LAST Week Travel Weekly called on new
ABTA president John Harding to fight the trade’s corner, following the growing
number of articles in the consumer press pushing DIY holidays.

 

We asked him for:

 

1.       A “massive
consumer campaign” outlining the risks involved in self-packaging and the
benefits of booking with a bonded travel agent and tour operator.

2.       We also called
on Harding to sort out this “bonding nonsense” and for a level playing field so
the trade can compete with the low-cost carriers and the DIY brigade.

3.       We demanded
a Football Association-style charge of bringing the trade into disrepute. If a
company talks down the long-term prospects of another in the consumer press,
ABTA should hold them to account for the damage they are doing to the rest of
us.

4.       We also
called on Harding to tell the trade what happens to the ABTA Benevolent Fund.

5.       Finally, we
called on Harding to make ABTA more representative of the whole industry.

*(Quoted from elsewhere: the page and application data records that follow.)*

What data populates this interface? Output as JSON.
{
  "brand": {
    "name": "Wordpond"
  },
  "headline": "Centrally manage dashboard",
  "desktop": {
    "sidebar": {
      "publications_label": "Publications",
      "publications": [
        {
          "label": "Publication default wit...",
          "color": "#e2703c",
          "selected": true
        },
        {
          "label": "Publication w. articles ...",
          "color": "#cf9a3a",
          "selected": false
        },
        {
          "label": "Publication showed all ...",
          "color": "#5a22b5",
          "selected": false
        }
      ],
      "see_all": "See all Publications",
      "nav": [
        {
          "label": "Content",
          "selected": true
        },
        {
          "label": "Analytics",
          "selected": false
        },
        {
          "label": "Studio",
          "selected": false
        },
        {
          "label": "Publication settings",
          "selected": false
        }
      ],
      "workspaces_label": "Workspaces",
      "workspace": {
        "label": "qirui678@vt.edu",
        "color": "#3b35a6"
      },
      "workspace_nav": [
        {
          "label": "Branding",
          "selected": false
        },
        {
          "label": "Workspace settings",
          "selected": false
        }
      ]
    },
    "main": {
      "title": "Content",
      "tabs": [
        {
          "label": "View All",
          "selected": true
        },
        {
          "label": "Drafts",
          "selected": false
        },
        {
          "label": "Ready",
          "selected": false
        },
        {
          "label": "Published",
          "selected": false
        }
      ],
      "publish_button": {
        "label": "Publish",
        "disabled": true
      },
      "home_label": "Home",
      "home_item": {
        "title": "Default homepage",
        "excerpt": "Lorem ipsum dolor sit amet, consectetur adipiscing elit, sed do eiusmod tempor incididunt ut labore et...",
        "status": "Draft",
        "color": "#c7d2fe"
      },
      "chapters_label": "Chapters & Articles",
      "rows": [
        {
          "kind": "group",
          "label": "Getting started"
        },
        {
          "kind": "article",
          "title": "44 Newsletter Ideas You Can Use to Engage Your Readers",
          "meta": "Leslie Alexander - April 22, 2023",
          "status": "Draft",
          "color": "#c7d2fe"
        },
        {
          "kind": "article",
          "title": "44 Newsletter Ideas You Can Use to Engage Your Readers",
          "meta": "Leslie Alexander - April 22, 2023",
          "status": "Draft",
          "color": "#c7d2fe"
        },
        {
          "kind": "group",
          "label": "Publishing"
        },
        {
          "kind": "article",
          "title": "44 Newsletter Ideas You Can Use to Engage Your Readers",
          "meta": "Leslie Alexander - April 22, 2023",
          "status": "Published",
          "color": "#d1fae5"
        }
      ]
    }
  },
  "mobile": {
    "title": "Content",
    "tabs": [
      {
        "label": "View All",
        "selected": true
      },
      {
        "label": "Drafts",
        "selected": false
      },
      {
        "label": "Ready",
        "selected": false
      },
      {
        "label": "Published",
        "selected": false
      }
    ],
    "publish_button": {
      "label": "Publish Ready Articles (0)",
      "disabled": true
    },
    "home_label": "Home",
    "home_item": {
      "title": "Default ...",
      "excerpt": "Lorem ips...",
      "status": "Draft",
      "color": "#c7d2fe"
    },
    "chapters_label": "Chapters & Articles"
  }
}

We
called for a “modern organisation”, not an “old boys’ club”.

 

 

This is Harding’s reply…

 

 

1.      
Like so many of our members, I am acutely aware of the
effect that no frills carriers are having on the package holiday market.  ABTA continually highlights the risks of self-packaging
in our consumer press releases and will continue to do so.  We recognise the fundamental importance of
the package holiday sector to the trade and will fight tooth and nail to
promote the benefits to the consumer. 
The latest advertising campaign – “Without us you’re on your own” – says
precisely this.

 

2.      
I agree wholeheartedly and one of my main platforms for
election was the need to establish a level playing field.  The Board will continue to pursue this as a
key objective

 

3.      
The Code of Conduct already seems to cover this under
Section 1.1 (ii) and states “Members shall not conduct their business in a
manner which does not maintain or enhance the reputation, standing and good
name of the Association and its membership”. 
The Board will consider if any further strengthening is needed.

 

4.      
The ABTA Benevolent Fund is a registered charity and
provides an annual report and financial statement.  By its very nature the details of the individual cases are
confidential.  In 2002 the trustees
sanctioned grants and loans totalling £16,257. 
Income comes from the interest on the value of the fund and regular
contributions from trade events including regional meetings.  We urge members to contact David Parish at
ABTA should they know of anyone in need, as we want to help.

 

5.      
Once again I concur with your view that ABTA needs to
represent the industry.  The recent
restructuring gave us a much more representative board with 18 members  (nine retailers and nine principals)
compared to the old one of 10.  In
addition the Council of Regions is representative of the full spectrum of
retail membership and has two of the nine retail seats on the board.

 

Over the past few years we have
created a very successful Travel Industry Partners Scheme that allows companies
outside the Association access and involvement with ABTA on many levels.  Currently membership stands at 156
companies.

 

Also at World Travel Market we set
up the International Associates scheme whereby overseas companies can affiliate
themselves to ABTA.

 

My personal view is that we should
be looking to establish the ABTA Convention as the true travel industry event
of the year – recent past conventions have moved this closer and I see further
developments to this end in the near future.

 

As a seasoned campaigner with
recent Midconsort, Advantage and Worldchoice conferences, these events address
the real commercial concerns of retailer and principals and allow excellent
networking opportunities for both sides.

 

Real industry issues are more
properly addressed at the ABTA Convention for the benefit of all.

 

 

I come to the Presidency at a time when terrorism and
tourism are inevitably entwined with a number of countries being placed on
alert and holidaymakers’ plans are being changed.  This is an important area where ABTA can help its members with
regular updates and advice on the legal implications of these changes.  I think it’s important that the association
is in the forefront of both helping members and reassuring their customers so
that they can have the confidence to travel.

 

I cannot promise to lead you into a “glorious future” but I
can assure you that I will work hard for the membership to compete on a level
playing field where the package holiday is seen to offer real value for money
and the consumer has real confidence in booking with an ABTA member.